Facts, rumors and political innuendo
It’s unclear whether Republican Hal Heiner will gain traction in the race for mayor by putting the controversial Jefferson County Public School student assignment plan front and center.
The mayor has no authority over public school policy, yet in a 30-second commercial that began airing last week, the East End Republican says it is time to end the “failed student assignment plan.”
“We have a problem, and it’s not working. And somebody has to stand up with a 30-percent dropout rate and these recent test scores to address it, because these numbers are staggering,” says Joe Burgan, Heiner’s campaign manager.
The controversial plan tries to keep public schools diverse by taking the socioeconomic characteristics of a student’s neighborhood into consideration when deciding enrollment. Since 2007, parents have complained about long bus rides, particularly for elementary school children.
The Heiner campaign contends that they are not advocating for neighborhood schools, however, local African-American ministers have assailed the ad, saying it’s against diversity and would drive the community back into the 1950s.
Burgan says the campaign isn’t against diversity. Rather it is pushing for a conversation to help close the achievement gap and address failing schools in the district. But a recent poll among registered voters shows that despite being against the busing plan, Democrat Greg Fischer has widened his lead over Heiner by six points.
In its continued effort to eliminate “food deserts” by bringing fresh produce to low-income neighborhoods, the city opened its third Healthy in a Hurry Corner Store.
Last week, Mayor Jerry Abramson and Public Health and Wellness director Dr. Adewale Troutman joined residents of the Shawnee neighborhood in celebrating the store’s launch inside French Plaza.
“We want to make the healthy choice the easy choice,” Troutman says. “Food deserts exist when lower income urban neighborhoods are saturated with fast food and convenience stores. Many of the residents of these neighborhoods don’t have access to transportation to get to larger supermarkets that sell fresh produce.”
In 2007, food researcher Mari Gallagher found that east downtown and west Louisville residents must travel two to five times farther to reach a mainstream supermarket than to reach convenience stores or fast-food restaurants.
For two years, the health department has worked to alleviate the problem by helping those stores carry fresh produce and other healthy food options that might otherwise not be available.
At the Shawnee location, the city partnered with the store’s owner and used a $20,000 federal grant to purchase refrigeration units, display racks, new signs and improve construction.
This is the third store of its kind to open.

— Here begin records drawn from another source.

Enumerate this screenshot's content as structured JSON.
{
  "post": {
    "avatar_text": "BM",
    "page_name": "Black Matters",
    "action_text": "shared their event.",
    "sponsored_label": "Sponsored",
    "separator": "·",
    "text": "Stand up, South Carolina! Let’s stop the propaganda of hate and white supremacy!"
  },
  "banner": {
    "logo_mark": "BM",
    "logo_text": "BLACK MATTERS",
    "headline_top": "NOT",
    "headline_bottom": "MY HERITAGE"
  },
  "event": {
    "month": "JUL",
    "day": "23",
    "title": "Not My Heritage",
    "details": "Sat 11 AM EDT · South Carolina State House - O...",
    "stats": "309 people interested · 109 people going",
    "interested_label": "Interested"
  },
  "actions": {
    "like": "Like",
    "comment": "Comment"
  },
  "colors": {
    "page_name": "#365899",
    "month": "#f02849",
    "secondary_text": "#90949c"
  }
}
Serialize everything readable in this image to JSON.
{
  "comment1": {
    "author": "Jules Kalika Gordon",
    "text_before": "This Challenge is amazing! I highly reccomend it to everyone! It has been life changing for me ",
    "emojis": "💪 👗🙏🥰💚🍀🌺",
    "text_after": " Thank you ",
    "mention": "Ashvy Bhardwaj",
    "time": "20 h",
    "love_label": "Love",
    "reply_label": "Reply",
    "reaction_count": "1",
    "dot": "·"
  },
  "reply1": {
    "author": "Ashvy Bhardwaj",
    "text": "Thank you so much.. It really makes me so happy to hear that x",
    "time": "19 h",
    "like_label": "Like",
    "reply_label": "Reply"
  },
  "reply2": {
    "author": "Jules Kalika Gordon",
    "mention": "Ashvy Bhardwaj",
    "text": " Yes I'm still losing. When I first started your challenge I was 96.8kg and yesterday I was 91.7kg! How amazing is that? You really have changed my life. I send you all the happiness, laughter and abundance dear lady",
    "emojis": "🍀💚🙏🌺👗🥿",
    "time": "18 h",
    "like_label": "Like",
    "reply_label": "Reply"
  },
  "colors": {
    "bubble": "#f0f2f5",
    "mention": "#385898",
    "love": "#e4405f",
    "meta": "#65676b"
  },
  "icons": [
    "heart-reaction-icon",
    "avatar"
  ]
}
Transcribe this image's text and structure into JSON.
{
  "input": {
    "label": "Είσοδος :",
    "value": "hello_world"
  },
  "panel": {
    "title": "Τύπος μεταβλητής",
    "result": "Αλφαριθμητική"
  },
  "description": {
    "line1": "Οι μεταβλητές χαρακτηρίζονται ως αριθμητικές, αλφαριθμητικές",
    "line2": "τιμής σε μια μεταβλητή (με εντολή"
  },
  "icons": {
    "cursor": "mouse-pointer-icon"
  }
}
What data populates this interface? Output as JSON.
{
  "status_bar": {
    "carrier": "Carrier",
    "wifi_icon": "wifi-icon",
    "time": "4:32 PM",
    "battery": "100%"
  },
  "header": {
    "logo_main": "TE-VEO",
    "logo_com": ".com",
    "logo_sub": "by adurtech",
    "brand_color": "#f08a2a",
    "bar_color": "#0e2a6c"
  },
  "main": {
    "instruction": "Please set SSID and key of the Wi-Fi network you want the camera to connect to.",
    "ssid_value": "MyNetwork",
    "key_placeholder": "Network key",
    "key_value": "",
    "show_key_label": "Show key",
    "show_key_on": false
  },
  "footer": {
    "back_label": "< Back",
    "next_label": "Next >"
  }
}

Two locations — one at the Dollar Plus store in Smoketown and another at Shorty’s in the California neighborhood — opened in January 2009.
A few months later, Shorty’s owner Nour Kurdi abandoned the initiative citing insufficient sales.
The race for the Metro Council’s 6th District seat is turning into a crafty contest. Earlier this month, a lawsuit was filed in Jefferson Circuit Court to disqualify Councilman Deonte Hollowell, Ind.-6, from running in the general election.
The suit alleges that the University of Louisville professor does not have enough signatures from registered voters in the district in his petition that he submitted to the Jefferson County Clerk’s Office.
Hollowell is the first independent to serve on the council after being appointed to replace the late George Unseld, and is facing three opponents who are also vying for the seat: Democrat David James, Republican Candace Jaworski and write-in candidate Ken Herndon.
Political observers speculate that party operatives are behind the lawsuit, in part because the attorney involved in the case is Jennifer Moore, the former Kentucky Democratic Party Chairwoman who was named the party’s legal counsel a week before.
In a telephone interview, KDP spokesman Matt Erwin denied that Moore was working on the party’s behalf. When she was asked who brought Hollowell’s petition to her attention, however, Moore would not comment.
“This lawsuit is a clear attempt by the business-as-usual party bosses to protect their backroom nominee, who just moved into the district a year ago,” Herndon says. “Those same power brokers believe that the seat is theirs to be manipulated. My campaign believes it belongs to the people.”
Leading up to the special election, Herndon narrowly missed winning the appointment from the council, and then was passed over by the Jefferson County Democratic Party when it nominated James to run for the seat.
Still, the immensely popular Herndon, who narrowly lost his bid for the seat in 2008, decided to launch a write-in campaign not long after the party made its selection. When asked who he believes is specifically behind the suit against Hollowell, Herndon wouldn’t specify.
“I don’t know anything about the lawsuit,” says James, former president of the Fraternal Order of Police. “The only place where I’ve heard that the party is somehow involved is from Mr. Herndon. And he should focus on the issues of the district as opposed to the issues of the party and whatever happened with his loss on the council and his loss with the nomination, because that’s all behind us.”
While Herndon and James are jousting, Hollowell says he has retained legal counsel for the upcoming hearing and is trying to remain focused on the election.
“I’m not sure who is trying to push me out of the race, and quite frankly, it doesn’t really matter,” he says. “It’s a situation I have to take care of in order to clear my name, but I’m not letting this stop my campaign. I can’t be concerned, because I have to gain the trust of the voters.”